### Exercise brief
A faithful copy of the entries is needed, one that leaves out the pictures.

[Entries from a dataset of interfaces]
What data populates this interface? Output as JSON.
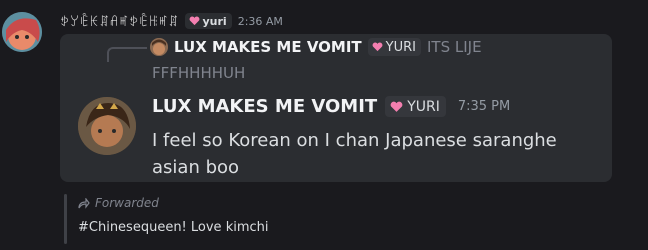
{
  "author": {
    "name": "ꉣꌦꍟꀘꁲꋬꎭꉣꍟꆿꎭꁲ",
    "tag": "yuri",
    "timestamp": "2:36 AM"
  },
  "reply": {
    "name": "LUX MAKES ME VOMIT",
    "tag": "YURI",
    "text_line1": "ITS LIJE",
    "text_line2": "FFFHHHHUH"
  },
  "quoted": {
    "name": "LUX MAKES ME VOMIT",
    "tag": "YURI",
    "timestamp": "7:35 PM",
    "text": "I feel so Korean on I chan Japanese saranghe asian boo"
  },
  "forwarded": {
    "label": "Forwarded",
    "text": "#Chinesequeen! Love kimchi"
  },
  "colors": {
    "background": "#1a1a1e",
    "embed": "#2b2d31",
    "heart": "#f47fb0"
  }
}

### Task result
What data populates this interface? Output as JSON.
{
  "author": {
    "name": "ꉣꌦꍟꀘꁲꋬꎭꉣꍟꆿꎭꁲ",
    "tag": "yuri",
    "timestamp": "2:36 AM"
  },
  "reply": {
    "name": "LUX MAKES ME VOMIT",
    "tag": "YURI",
    "text_line1": "ITS LIJE",
    "text_line2": "FFFHHHHUH"
  },
  "quoted": {
    "name": "LUX MAKES ME VOMIT",
    "tag": "YURI",
    "timestamp": "7:35 PM",
    "text": "I feel so Korean on I chan Japanese saranghe asian boo"
  },
  "forwarded": {
    "label": "Forwarded",
    "text": "#Chinesequeen! Love kimchi"
  },
  "colors": {
    "background": "#1a1a1e",
    "embed": "#2b2d31",
    "heart": "#f47fb0"
  }
}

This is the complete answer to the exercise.